Taking a Campaign Approach to PR Is a Winning Recipe
March 15, 2013
By David Fox
At MP&F, we often say that we take a campaign approach to communications. But what does that mean? Are we referring to political campaigns? In a word, yes.
MP&F was started by a group of people who’d all worked in and around political campaigns before joining the company, and we discovered that political campaigns are amazing laboratories for incubating new communications tools and applications, taking them to scale in real time and proving their value, or lack thereof, in very measurable ways.
Did your candidate win? If so, then chances are your strategies worked. And the best campaigns are typically those that not only have great tools, but have all of those tools working together in a synchronized way.
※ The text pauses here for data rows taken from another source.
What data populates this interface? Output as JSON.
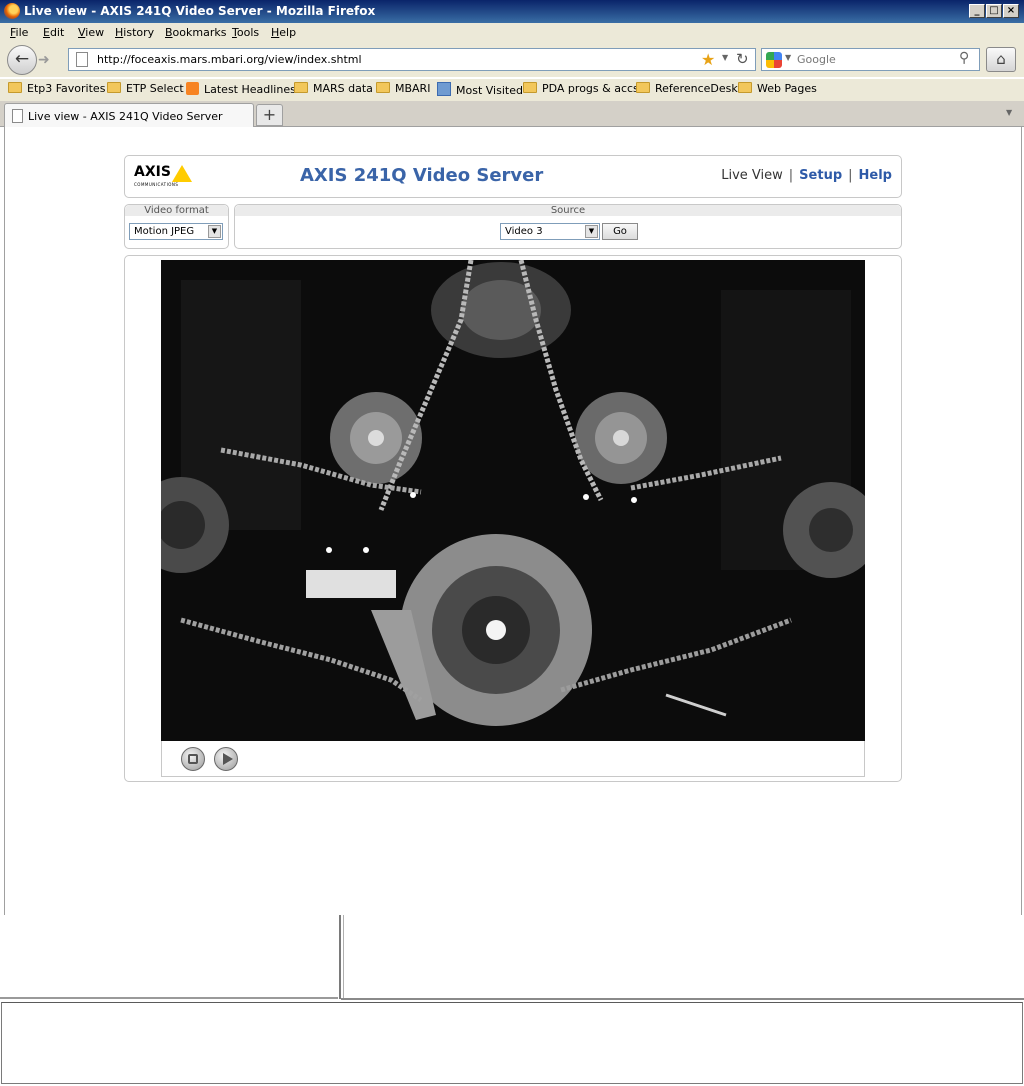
{
  "window": {
    "title": "Live view - AXIS 241Q Video Server - Mozilla Firefox",
    "controls": [
      "_",
      "□",
      "×"
    ]
  },
  "menu": [
    "File",
    "Edit",
    "View",
    "History",
    "Bookmarks",
    "Tools",
    "Help"
  ],
  "nav": {
    "url": "http://foceaxis.mars.mbari.org/view/index.shtml",
    "search_placeholder": "Google"
  },
  "bookmarks": [
    {
      "label": "Etp3 Favorites",
      "icon": "folder-icon"
    },
    {
      "label": "ETP Select",
      "icon": "folder-icon"
    },
    {
      "label": "Latest Headlines",
      "icon": "rss-icon"
    },
    {
      "label": "MARS data",
      "icon": "folder-icon"
    },
    {
      "label": "MBARI",
      "icon": "folder-icon"
    },
    {
      "label": "Most Visited",
      "icon": "most-visited-icon"
    },
    {
      "label": "PDA progs & accs",
      "icon": "folder-icon"
    },
    {
      "label": "ReferenceDesk",
      "icon": "folder-icon"
    },
    {
      "label": "Web Pages",
      "icon": "folder-icon"
    }
  ],
  "tab": {
    "label": "Live view - AXIS 241Q Video Server",
    "new_tab": "+"
  },
  "page": {
    "logo_text": "AXIS",
    "logo_sub": "COMMUNICATIONS",
    "product_title": "AXIS 241Q Video Server",
    "links": {
      "live_view": "Live View",
      "sep": "|",
      "setup": "Setup",
      "help": "Help"
    },
    "video_format": {
      "label": "Video format",
      "selected": "Motion JPEG"
    },
    "source": {
      "label": "Source",
      "selected": "Video 3",
      "go_label": "Go"
    }
  },
  "colors": {
    "accent_blue": "#3a64a8",
    "axis_yellow": "#ffcc00"
  }
}
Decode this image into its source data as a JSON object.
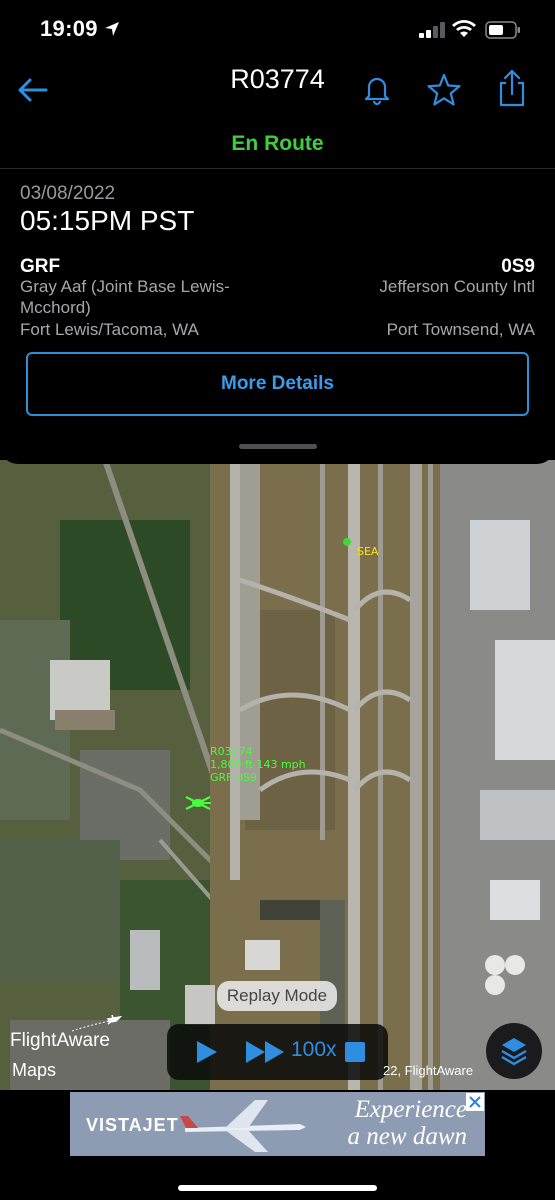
{
  "status_bar": {
    "time": "19:09"
  },
  "header": {
    "title": "R03774",
    "flight_status": "En Route"
  },
  "departure": {
    "date": "03/08/2022",
    "time": "05:15PM PST"
  },
  "origin": {
    "code": "GRF",
    "name": "Gray Aaf (Joint Base Lewis-Mcchord)",
    "city": "Fort Lewis/Tacoma, WA"
  },
  "destination": {
    "code": "0S9",
    "name": "Jefferson County Intl",
    "city": "Port Townsend, WA"
  },
  "buttons": {
    "more_details": "More Details"
  },
  "map": {
    "aircraft_label": {
      "ident": "R03774",
      "alt_speed": "1,800 ft 143 mph",
      "route": "GRF 0S9"
    },
    "airport_label": "SEA",
    "replay_mode": "Replay Mode",
    "speed": "100x",
    "brand": "FlightAware",
    "maps_credit": "Maps",
    "copyright": "22, FlightAware",
    "colors": {
      "label": "#46ff3a",
      "airport": "#ffe600",
      "accent": "#2f8ee0"
    }
  },
  "ad": {
    "brand": "VISTAJET",
    "tagline_1": "Experience",
    "tagline_2": "a new dawn"
  },
  "icons": [
    "location-arrow-icon",
    "signal-icon",
    "wifi-icon",
    "battery-icon",
    "back-arrow-icon",
    "bell-icon",
    "star-icon",
    "share-icon",
    "helicopter-icon",
    "play-icon",
    "fast-forward-icon",
    "stop-icon",
    "layers-icon",
    "apple-icon"
  ]
}
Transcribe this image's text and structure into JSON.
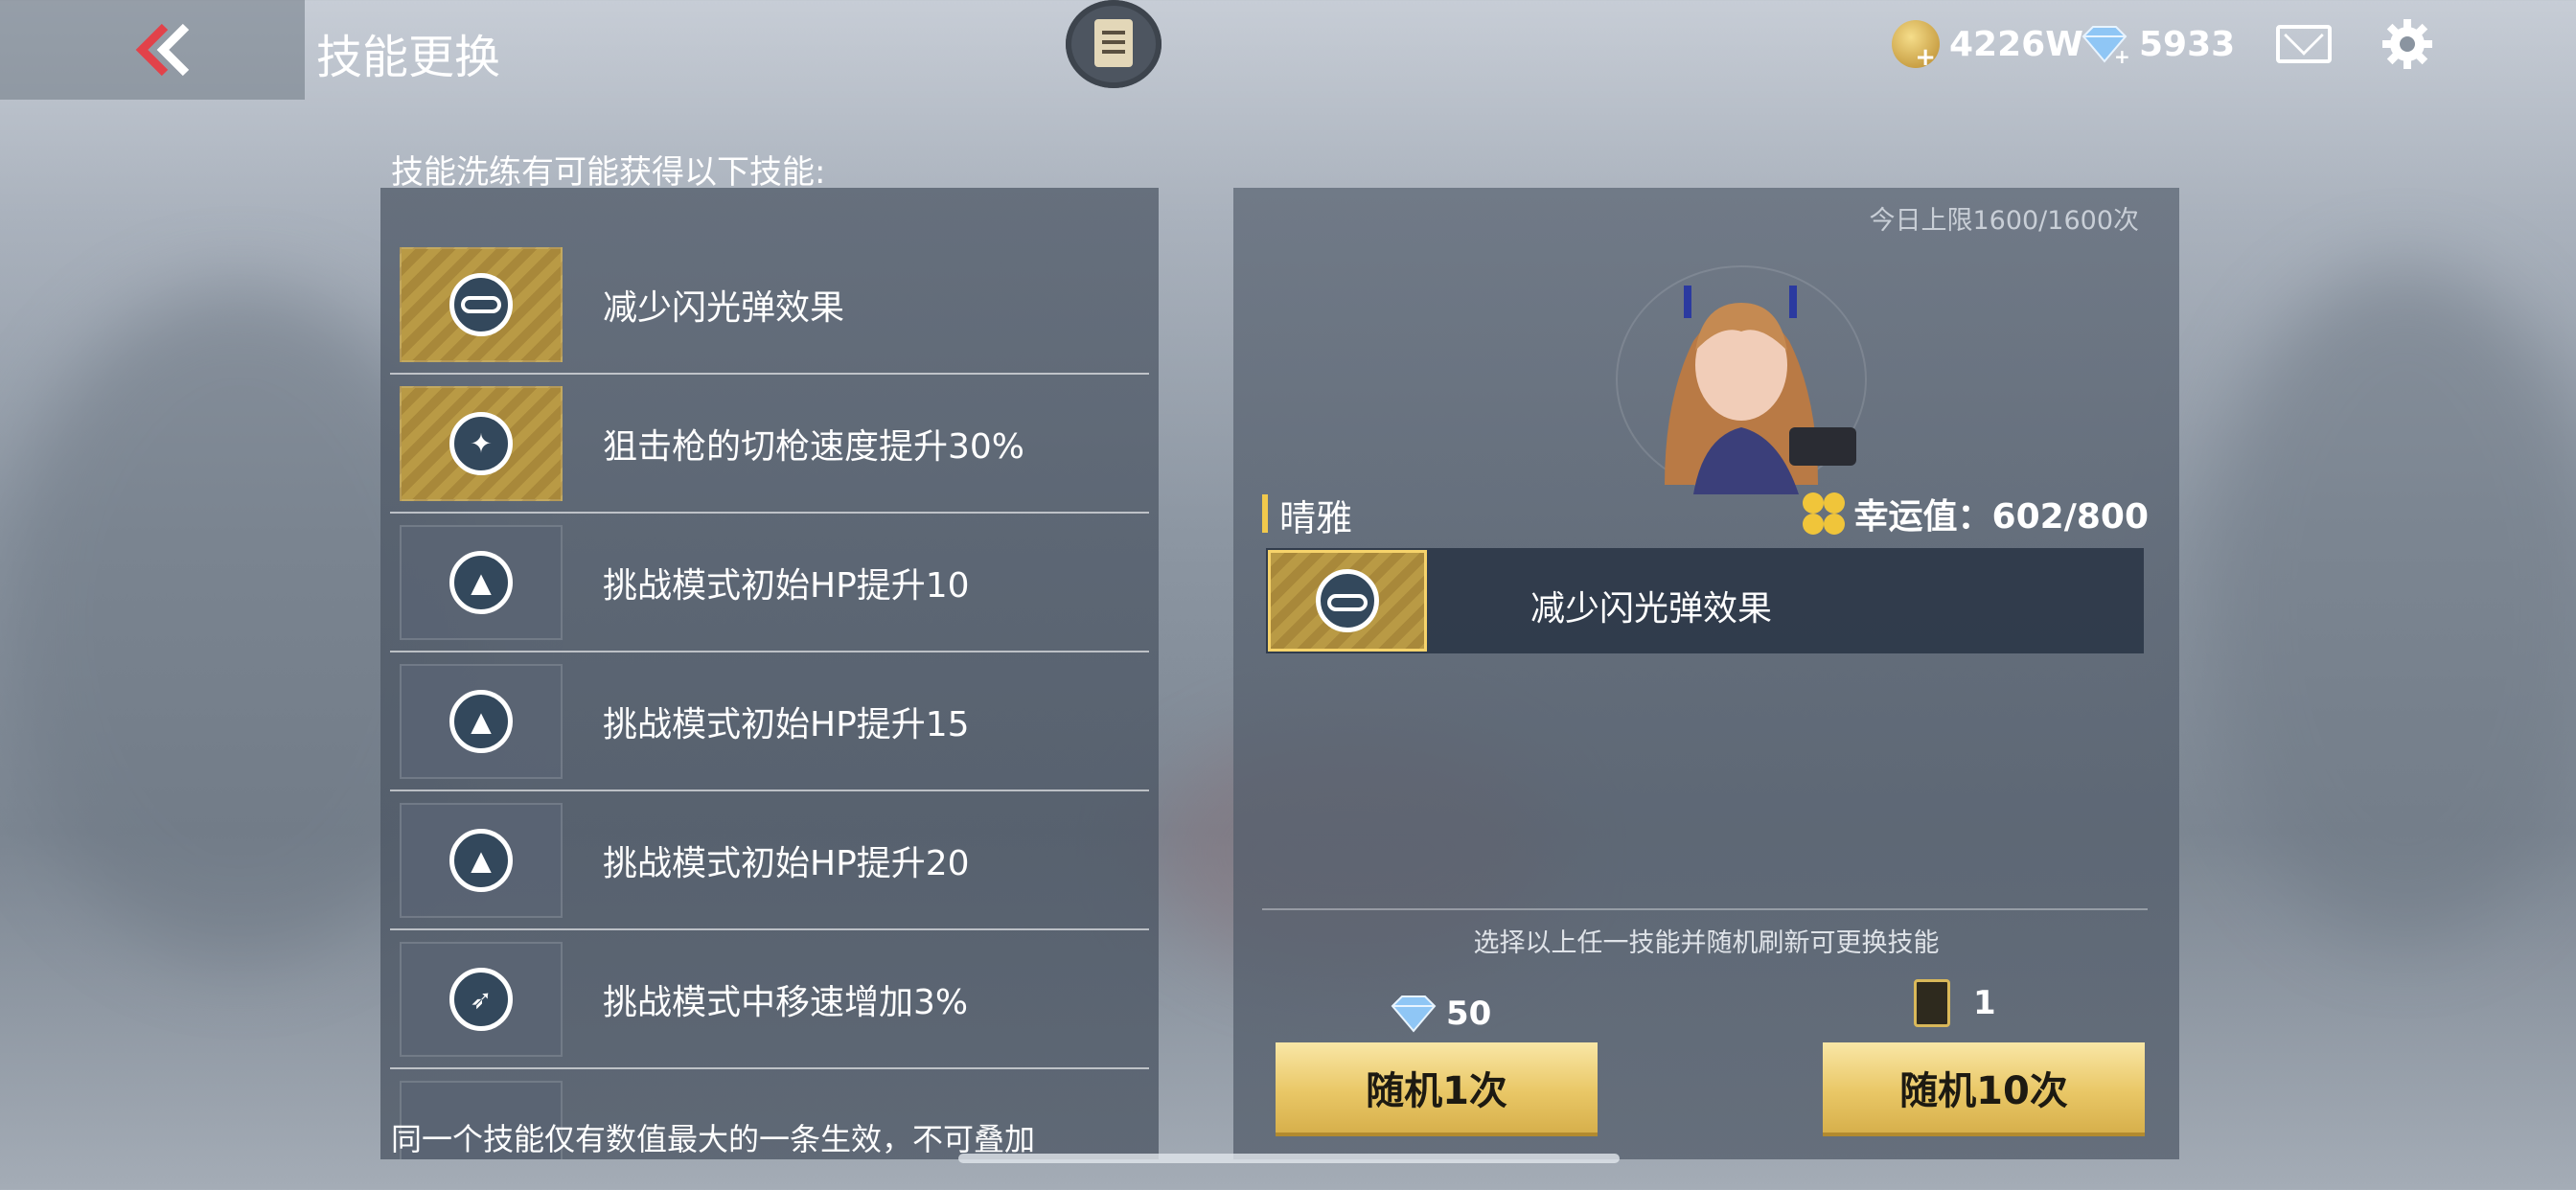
{
  "header": {
    "title": "技能更换",
    "coins": "4226W",
    "gems": "5933"
  },
  "skills_panel": {
    "caption": "技能洗练有可能获得以下技能:",
    "items": [
      {
        "label": "减少闪光弹效果",
        "icon": "goggles-icon",
        "highlight": true
      },
      {
        "label": "狙击枪的切枪速度提升30%",
        "icon": "sniper-emblem-icon",
        "highlight": true
      },
      {
        "label": "挑战模式初始HP提升10",
        "icon": "triangle-emblem-icon",
        "highlight": false
      },
      {
        "label": "挑战模式初始HP提升15",
        "icon": "triangle-emblem-icon",
        "highlight": false
      },
      {
        "label": "挑战模式初始HP提升20",
        "icon": "triangle-emblem-icon",
        "highlight": false
      },
      {
        "label": "挑战模式中移速增加3%",
        "icon": "running-man-icon",
        "highlight": false
      }
    ],
    "footnote": "同一个技能仅有数值最大的一条生效，不可叠加"
  },
  "right_panel": {
    "daily_limit": "今日上限1600/1600次",
    "character_name": "晴雅",
    "luck_label": "幸运值：602/800",
    "current_skill": "减少闪光弹效果",
    "hint": "选择以上任一技能并随机刷新可更换技能",
    "cost_gems": "50",
    "cost_tickets": "1",
    "btn_once": "随机1次",
    "btn_ten": "随机10次"
  },
  "colors": {
    "gold_button": "#e9c766",
    "accent_yellow": "#f2c94c"
  }
}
So the advertising and the speeches, the tweets and the news conferences, the Op-Eds and the direct-mail pieces and the off-the-record backgrounders with reporters are all operating like pistons in the same engine that’s firing on all cylinders.
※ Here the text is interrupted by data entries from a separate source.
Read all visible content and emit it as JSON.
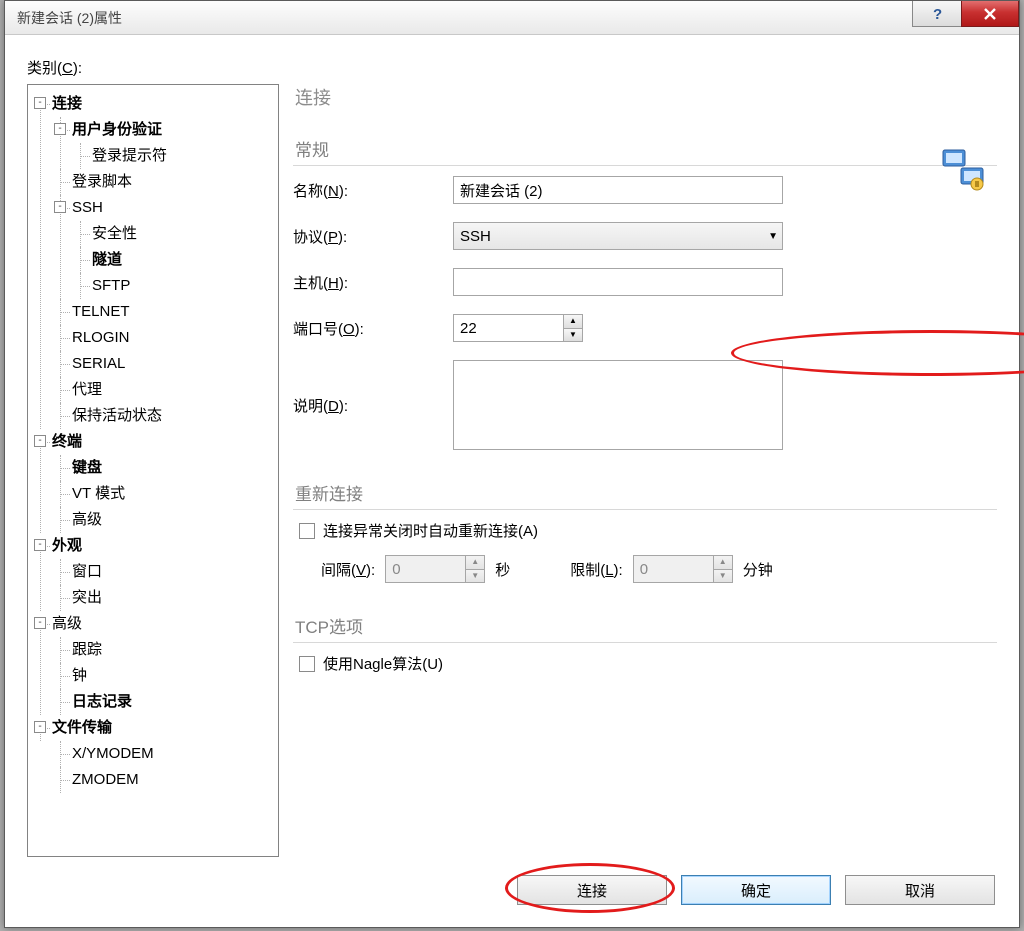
{
  "window": {
    "title": "新建会话 (2)属性"
  },
  "category_label": {
    "pre": "类别(",
    "ak": "C",
    "post": "):"
  },
  "tree": [
    {
      "label": "连接",
      "bold": true,
      "exp": "-",
      "children": [
        {
          "label": "用户身份验证",
          "bold": true,
          "exp": "-",
          "children": [
            {
              "label": "登录提示符"
            }
          ]
        },
        {
          "label": "登录脚本"
        },
        {
          "label": "SSH",
          "exp": "-",
          "children": [
            {
              "label": "安全性"
            },
            {
              "label": "隧道",
              "bold": true
            },
            {
              "label": "SFTP"
            }
          ]
        },
        {
          "label": "TELNET"
        },
        {
          "label": "RLOGIN"
        },
        {
          "label": "SERIAL"
        },
        {
          "label": "代理"
        },
        {
          "label": "保持活动状态"
        }
      ]
    },
    {
      "label": "终端",
      "bold": true,
      "exp": "-",
      "children": [
        {
          "label": "键盘",
          "bold": true
        },
        {
          "label": "VT 模式"
        },
        {
          "label": "高级"
        }
      ]
    },
    {
      "label": "外观",
      "bold": true,
      "exp": "-",
      "children": [
        {
          "label": "窗口"
        },
        {
          "label": "突出"
        }
      ]
    },
    {
      "label": "高级",
      "exp": "-",
      "children": [
        {
          "label": "跟踪"
        },
        {
          "label": "钟"
        },
        {
          "label": "日志记录",
          "bold": true
        }
      ]
    },
    {
      "label": "文件传输",
      "bold": true,
      "exp": "-",
      "children": [
        {
          "label": "X/YMODEM"
        },
        {
          "label": "ZMODEM"
        }
      ]
    }
  ],
  "form": {
    "page_title": "连接",
    "general": {
      "title": "常规",
      "name": {
        "pre": "名称(",
        "ak": "N",
        "post": "):",
        "value": "新建会话 (2)"
      },
      "protocol": {
        "pre": "协议(",
        "ak": "P",
        "post": "):",
        "value": "SSH"
      },
      "host": {
        "pre": "主机(",
        "ak": "H",
        "post": "):",
        "value": ""
      },
      "port": {
        "pre": "端口号(",
        "ak": "O",
        "post": "):",
        "value": "22"
      },
      "desc": {
        "pre": "说明(",
        "ak": "D",
        "post": "):",
        "value": ""
      }
    },
    "reconnect": {
      "title": "重新连接",
      "auto": {
        "pre": "连接异常关闭时自动重新连接(",
        "ak": "A",
        "post": ")"
      },
      "interval": {
        "pre": "间隔(",
        "ak": "V",
        "post": "):",
        "value": "0",
        "unit": "秒"
      },
      "limit": {
        "pre": "限制(",
        "ak": "L",
        "post": "):",
        "value": "0",
        "unit": "分钟"
      }
    },
    "tcp": {
      "title": "TCP选项",
      "nagle": {
        "pre": "使用Nagle算法(",
        "ak": "U",
        "post": ")"
      }
    }
  },
  "buttons": {
    "connect": "连接",
    "ok": "确定",
    "cancel": "取消"
  }
}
When we say MP&F takes a campaign approach, that’s what we’re talking about. Being able to see the big picture and having the ability to deploy the right tactics at the right time to move the campaign closer to its goal of winning, however that is defined.
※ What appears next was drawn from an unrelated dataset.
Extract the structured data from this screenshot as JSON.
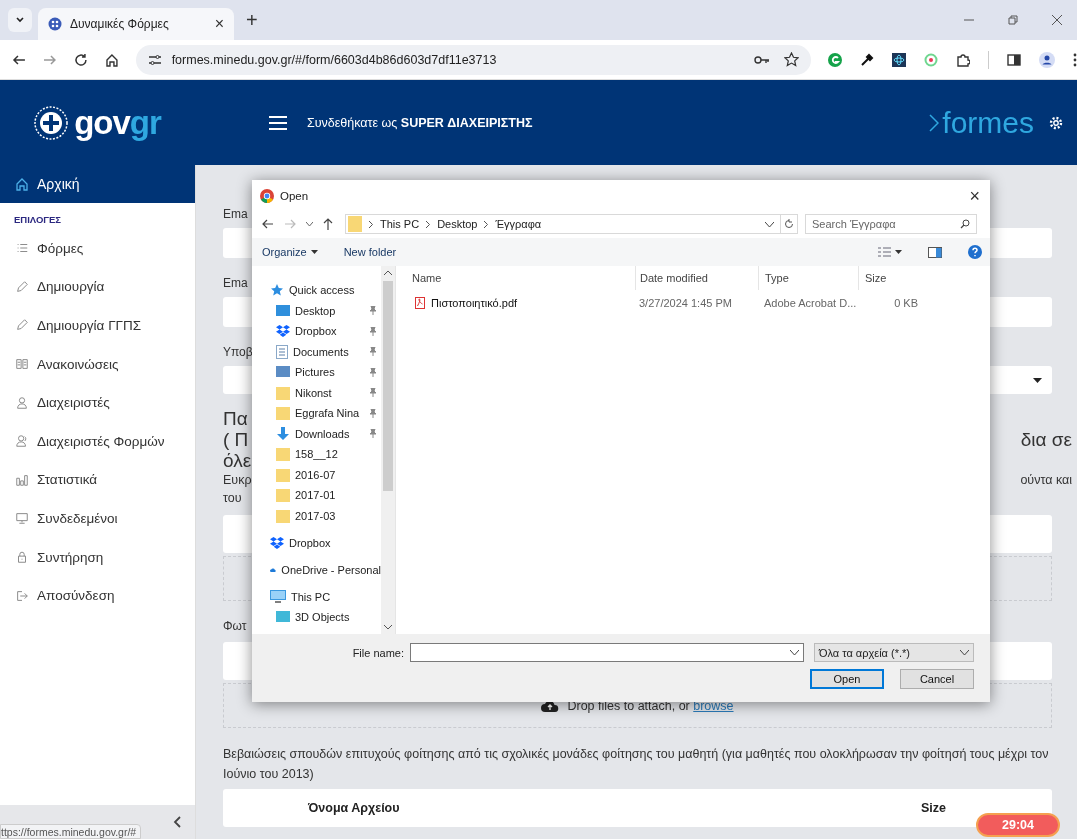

Some organizations come to us in search of a simple strategy – for example, a Facebook strategy to get a message to friends of the organization, or an ad to make people aware of an event. And we are happy to offer those services, because we have excellent graphic designers and social media practitioners, among other experts, who can turn around ads and Facebook plans in short order.
But what we have found is that those individual strategies work best when they are part of a coordinated campaign, when all of the messages and all of the delivery mechanisms are synced up and they flow out as part of one, over-arching strategy.
It’s like cooking biscuits. This morning I cooked a batch of Mary B’s Frozen Biscuits – which I highly recommend – and on the package were these words: “Placing our biscuits together with sides touching will increase their rise during baking.”
Biscuits rise during baking, but they rise more when they touch each other. Communications strategies are like biscuits. They work better when they work together.